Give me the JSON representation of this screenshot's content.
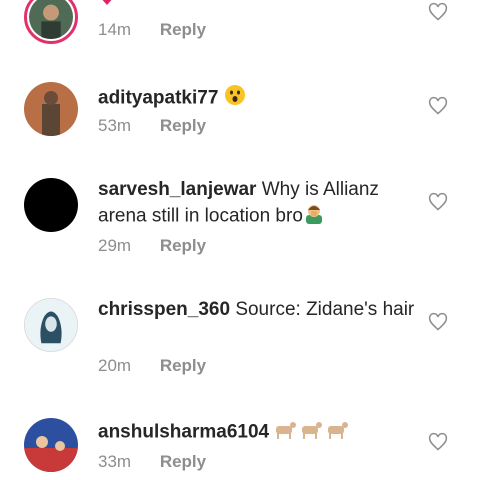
{
  "comments": [
    {
      "username": "",
      "text": "",
      "time": "14m",
      "reply": "Reply",
      "emoji": "red-heart"
    },
    {
      "username": "adityapatki77",
      "text": "",
      "time": "53m",
      "reply": "Reply",
      "emoji": "astonished-face"
    },
    {
      "username": "sarvesh_lanjewar",
      "text": "Why is Allianz arena still in location bro",
      "time": "29m",
      "reply": "Reply",
      "emoji": "person-facepalming"
    },
    {
      "username": "chrisspen_360",
      "text": "Source: Zidane's hair",
      "time": "20m",
      "reply": "Reply",
      "emoji": ""
    },
    {
      "username": "anshulsharma6104",
      "text": "",
      "time": "33m",
      "reply": "Reply",
      "emoji": "goat x3"
    }
  ],
  "colors": {
    "text": "#262626",
    "meta": "#8e8e8e",
    "story_ring": "#e1306c"
  }
}
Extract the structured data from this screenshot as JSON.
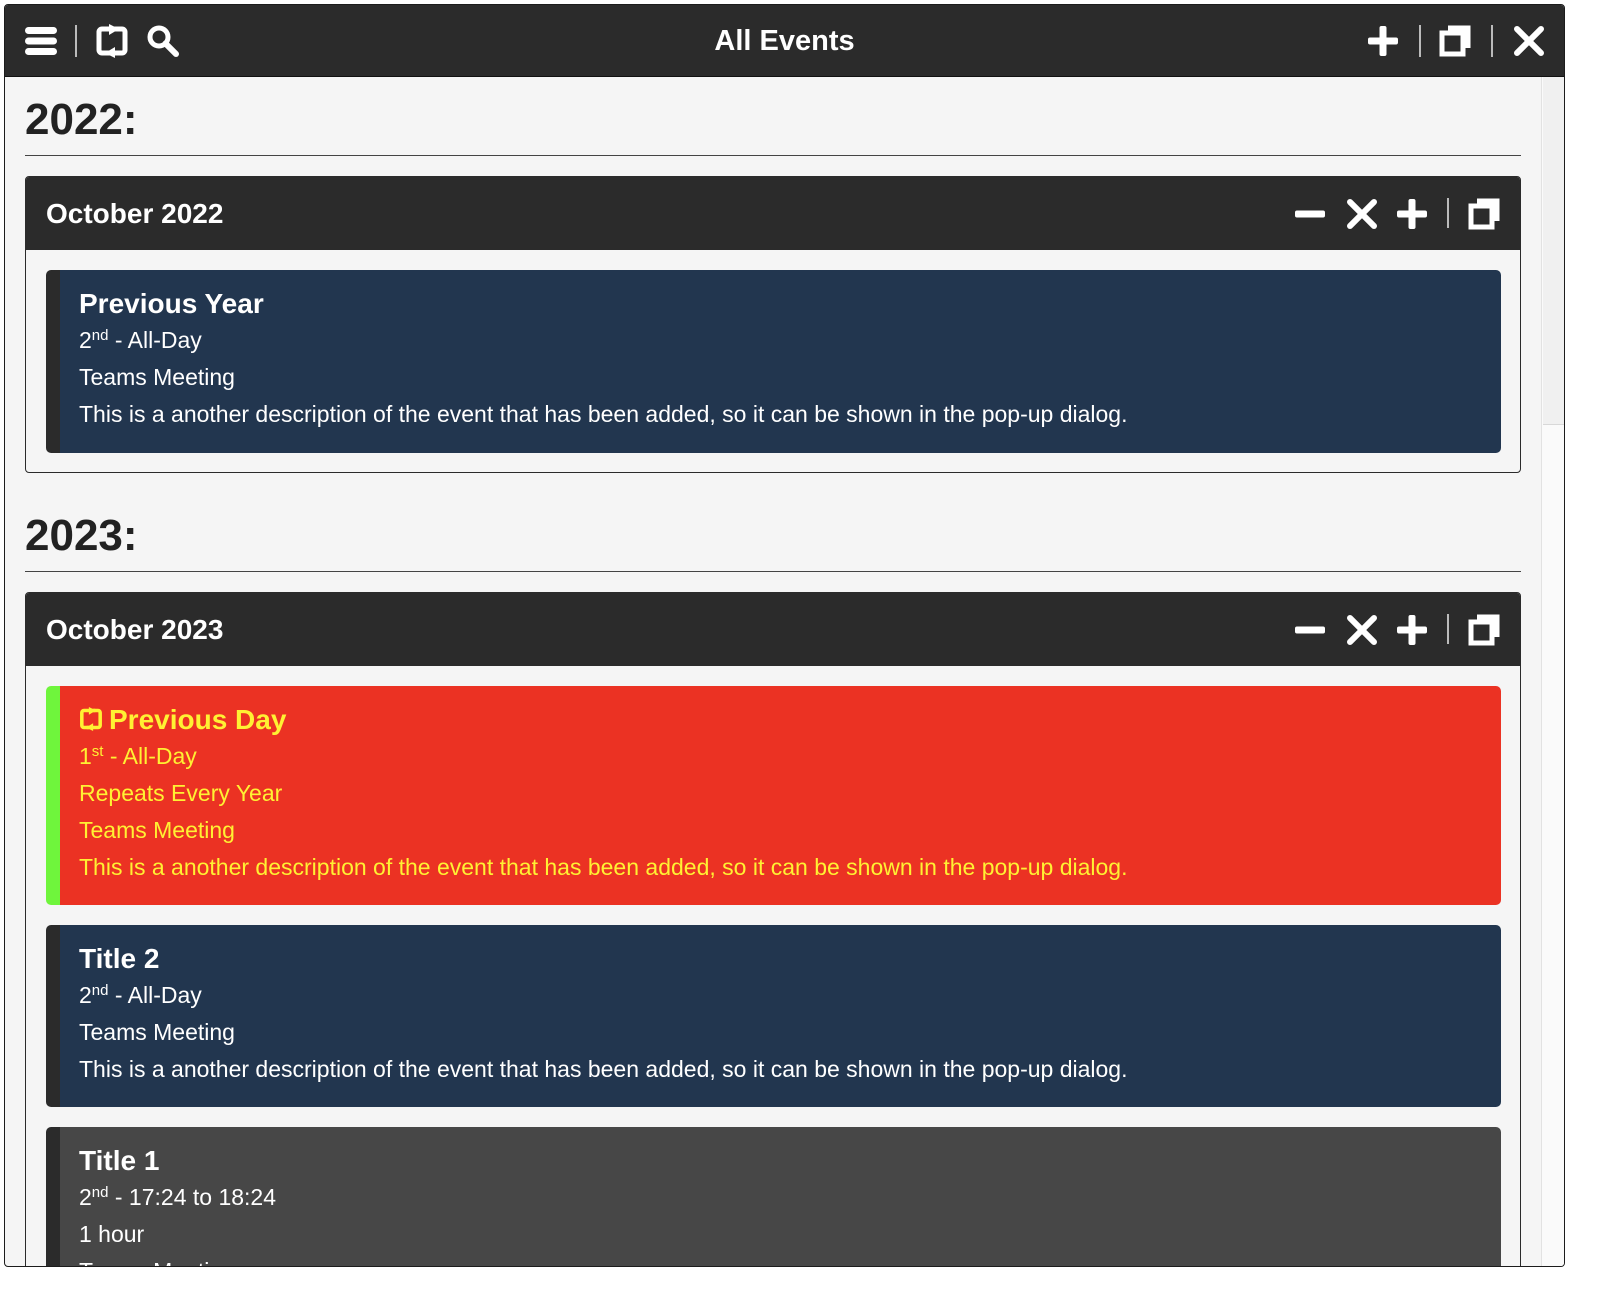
{
  "app": {
    "title": "All Events"
  },
  "toolbar": {
    "left_icons": [
      "menu-icon",
      "repeat-icon",
      "search-icon"
    ],
    "right_icons": [
      "plus-icon",
      "maximize-icon",
      "close-icon"
    ]
  },
  "years": [
    {
      "heading": "2022:",
      "months": [
        {
          "title": "October 2022",
          "events": [
            {
              "title": "Previous Year",
              "day": "2",
              "day_suffix": "nd",
              "time": " - All-Day",
              "lines": [
                "Teams Meeting",
                "This is a another description of the event that has been added, so it can be shown in the pop-up dialog."
              ]
            }
          ]
        }
      ]
    },
    {
      "heading": "2023:",
      "months": [
        {
          "title": "October 2023",
          "events": [
            {
              "title": "Previous Day",
              "repeating": true,
              "day": "1",
              "day_suffix": "st",
              "time": " - All-Day",
              "lines": [
                "Repeats Every Year",
                "Teams Meeting",
                "This is a another description of the event that has been added, so it can be shown in the pop-up dialog."
              ]
            },
            {
              "title": "Title 2",
              "day": "2",
              "day_suffix": "nd",
              "time": " - All-Day",
              "lines": [
                "Teams Meeting",
                "This is a another description of the event that has been added, so it can be shown in the pop-up dialog."
              ]
            },
            {
              "title": "Title 1",
              "day": "2",
              "day_suffix": "nd",
              "time": " - 17:24 to 18:24",
              "lines": [
                "1 hour",
                "Teams Meeting"
              ]
            }
          ]
        }
      ]
    }
  ],
  "colors": {
    "titlebar": "#2b2b2b",
    "event_navy": "#22364f",
    "event_red": "#eb3223",
    "event_red_text": "#fff133",
    "event_red_stripe": "#6ff53c",
    "event_grey": "#474747"
  }
}
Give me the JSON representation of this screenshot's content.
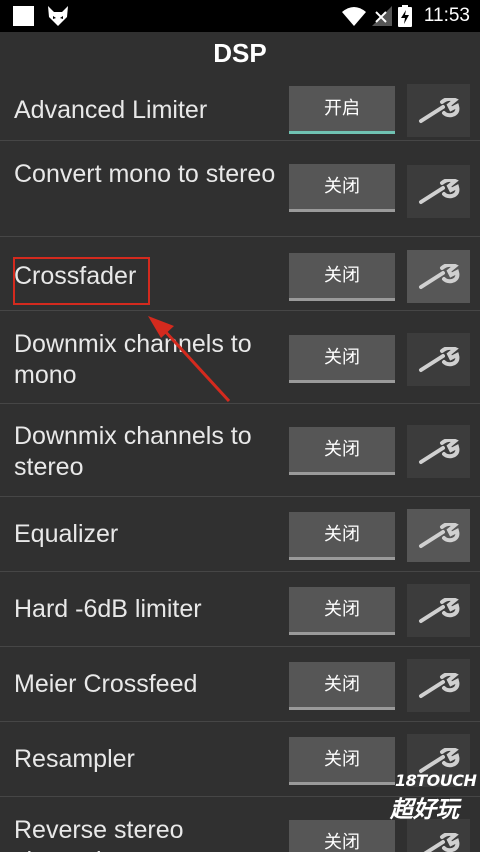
{
  "status_bar": {
    "time": "11:53",
    "icons": [
      "square-icon",
      "fox-app-icon",
      "wifi-icon",
      "no-signal-icon",
      "battery-charging-icon"
    ]
  },
  "header": {
    "title": "DSP"
  },
  "dsp_items": [
    {
      "label": "Advanced Limiter",
      "toggle": "开启",
      "on": true
    },
    {
      "label": "Convert mono to stereo",
      "toggle": "关闭",
      "on": false
    },
    {
      "label": "Crossfader",
      "toggle": "关闭",
      "on": false
    },
    {
      "label": "Downmix channels to mono",
      "toggle": "关闭",
      "on": false
    },
    {
      "label": "Downmix channels to stereo",
      "toggle": "关闭",
      "on": false
    },
    {
      "label": "Equalizer",
      "toggle": "关闭",
      "on": false
    },
    {
      "label": "Hard -6dB limiter",
      "toggle": "关闭",
      "on": false
    },
    {
      "label": "Meier Crossfeed",
      "toggle": "关闭",
      "on": false
    },
    {
      "label": "Resampler",
      "toggle": "关闭",
      "on": false
    },
    {
      "label": "Reverse stereo channels",
      "toggle": "关闭",
      "on": false
    }
  ],
  "watermark": {
    "text": "18TOUCH",
    "logo": "超好玩"
  },
  "colors": {
    "background": "#303030",
    "button": "#565656",
    "on_underline": "#70c2b2",
    "annotation_red": "#d42a1e"
  }
}
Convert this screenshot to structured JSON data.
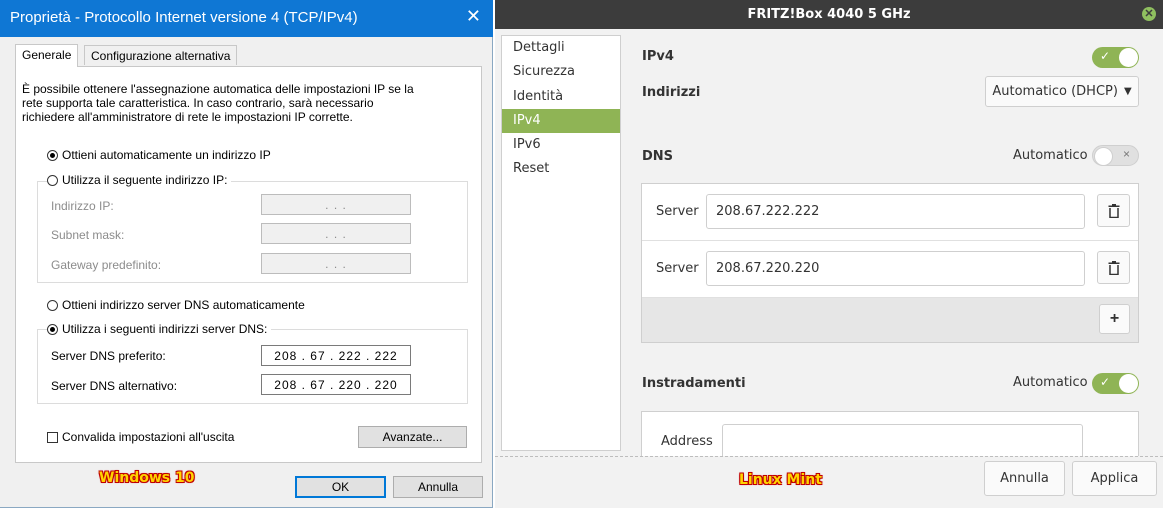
{
  "windows": {
    "title": "Proprietà - Protocollo Internet versione 4 (TCP/IPv4)",
    "close_glyph": "✕",
    "tabs": [
      "Generale",
      "Configurazione alternativa"
    ],
    "intro_lines": [
      "È possibile ottenere l'assegnazione automatica delle impostazioni IP se la",
      "rete supporta tale caratteristica. In caso contrario, sarà necessario",
      "richiedere all'amministratore di rete le impostazioni IP corrette."
    ],
    "ip_auto_label": "Ottieni automaticamente un indirizzo IP",
    "ip_manual_label": "Utilizza il seguente indirizzo IP:",
    "ip_fields": [
      {
        "label": "Indirizzo IP:",
        "value": ".   .   ."
      },
      {
        "label": "Subnet mask:",
        "value": ".   .   ."
      },
      {
        "label": "Gateway predefinito:",
        "value": ".   .   ."
      }
    ],
    "dns_auto_label": "Ottieni indirizzo server DNS automaticamente",
    "dns_manual_label": "Utilizza i seguenti indirizzi server DNS:",
    "dns_fields": [
      {
        "label": "Server DNS preferito:",
        "value": "208 . 67 . 222 . 222"
      },
      {
        "label": "Server DNS alternativo:",
        "value": "208 . 67 . 220 . 220"
      }
    ],
    "validate_label": "Convalida impostazioni all'uscita",
    "advanced_button": "Avanzate...",
    "ok_button": "OK",
    "cancel_button": "Annulla",
    "caption": "Windows 10"
  },
  "mint": {
    "title": "FRITZ!Box 4040 5 GHz",
    "close_glyph": "✕",
    "sidebar": [
      "Dettagli",
      "Sicurezza",
      "Identità",
      "IPv4",
      "IPv6",
      "Reset"
    ],
    "selected_sidebar": "IPv4",
    "ipv4_label": "IPv4",
    "addresses_label": "Indirizzi",
    "addresses_mode": "Automatico (DHCP)",
    "dns_label": "DNS",
    "automatic_label": "Automatico",
    "server_label": "Server",
    "servers": [
      "208.67.222.222",
      "208.67.220.220"
    ],
    "routes_label": "Instradamenti",
    "address_label": "Address",
    "address_value": "",
    "cancel_button": "Annulla",
    "apply_button": "Applica",
    "caption": "Linux Mint",
    "check_glyph": "✓",
    "x_glyph": "×",
    "plus_glyph": "+",
    "dropdown_arrow": "▼",
    "accent_color": "#8fb455"
  }
}
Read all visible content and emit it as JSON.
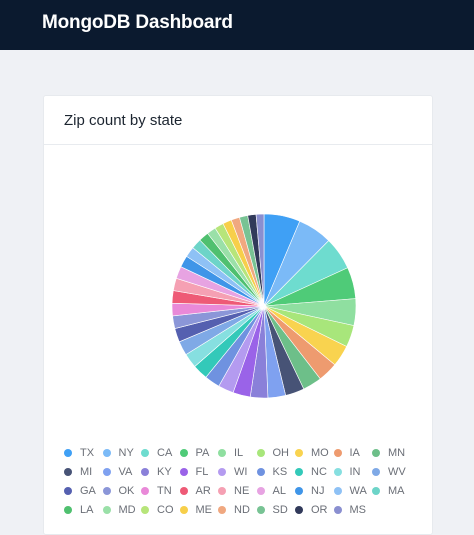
{
  "header": {
    "title": "MongoDB Dashboard"
  },
  "card": {
    "title": "Zip count by state"
  },
  "chart_data": {
    "type": "pie",
    "title": "Zip count by state",
    "legend_position": "bottom",
    "categories": [
      "TX",
      "NY",
      "CA",
      "PA",
      "IL",
      "OH",
      "MO",
      "IA",
      "MN",
      "MI",
      "VA",
      "KY",
      "FL",
      "WI",
      "KS",
      "NC",
      "IN",
      "WV",
      "GA",
      "OK",
      "TN",
      "AR",
      "NE",
      "AL",
      "NJ",
      "WA",
      "MA",
      "LA",
      "MD",
      "CO",
      "ME",
      "ND",
      "SD",
      "OR",
      "MS"
    ],
    "values": [
      1671,
      1595,
      1516,
      1458,
      1237,
      1007,
      994,
      922,
      882,
      876,
      816,
      809,
      804,
      716,
      715,
      705,
      676,
      656,
      635,
      586,
      582,
      578,
      574,
      567,
      540,
      484,
      474,
      464,
      420,
      414,
      410,
      391,
      384,
      384,
      363
    ],
    "colors": [
      "#3fa0f5",
      "#7bbaf7",
      "#6edccf",
      "#4fcb78",
      "#8fdfa0",
      "#a8e67b",
      "#f9d34f",
      "#ee9b6f",
      "#6dbf89",
      "#475376",
      "#7fa1f0",
      "#8a80d9",
      "#9a63e8",
      "#b49bf0",
      "#6f92e0",
      "#33c9b9",
      "#86dfe0",
      "#7fa9e6",
      "#5560b0",
      "#8b96d8",
      "#e989d8",
      "#ee5a76",
      "#f5a0b3",
      "#e7a3e2",
      "#3f95e8",
      "#8ec1f5",
      "#6dd4c8",
      "#4fc06f",
      "#9ae0a8",
      "#b7e57a",
      "#f7cf4a",
      "#f0a880",
      "#78c394",
      "#313a5a",
      "#8a8fd0"
    ]
  }
}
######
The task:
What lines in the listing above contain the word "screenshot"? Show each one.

Solution for this task:
Give me the JSON representation of this screenshot's content.
Extract the structured data from this screenshot as JSON.
Give me the JSON representation of this screenshot's content.
Convert this screenshot to structured JSON data.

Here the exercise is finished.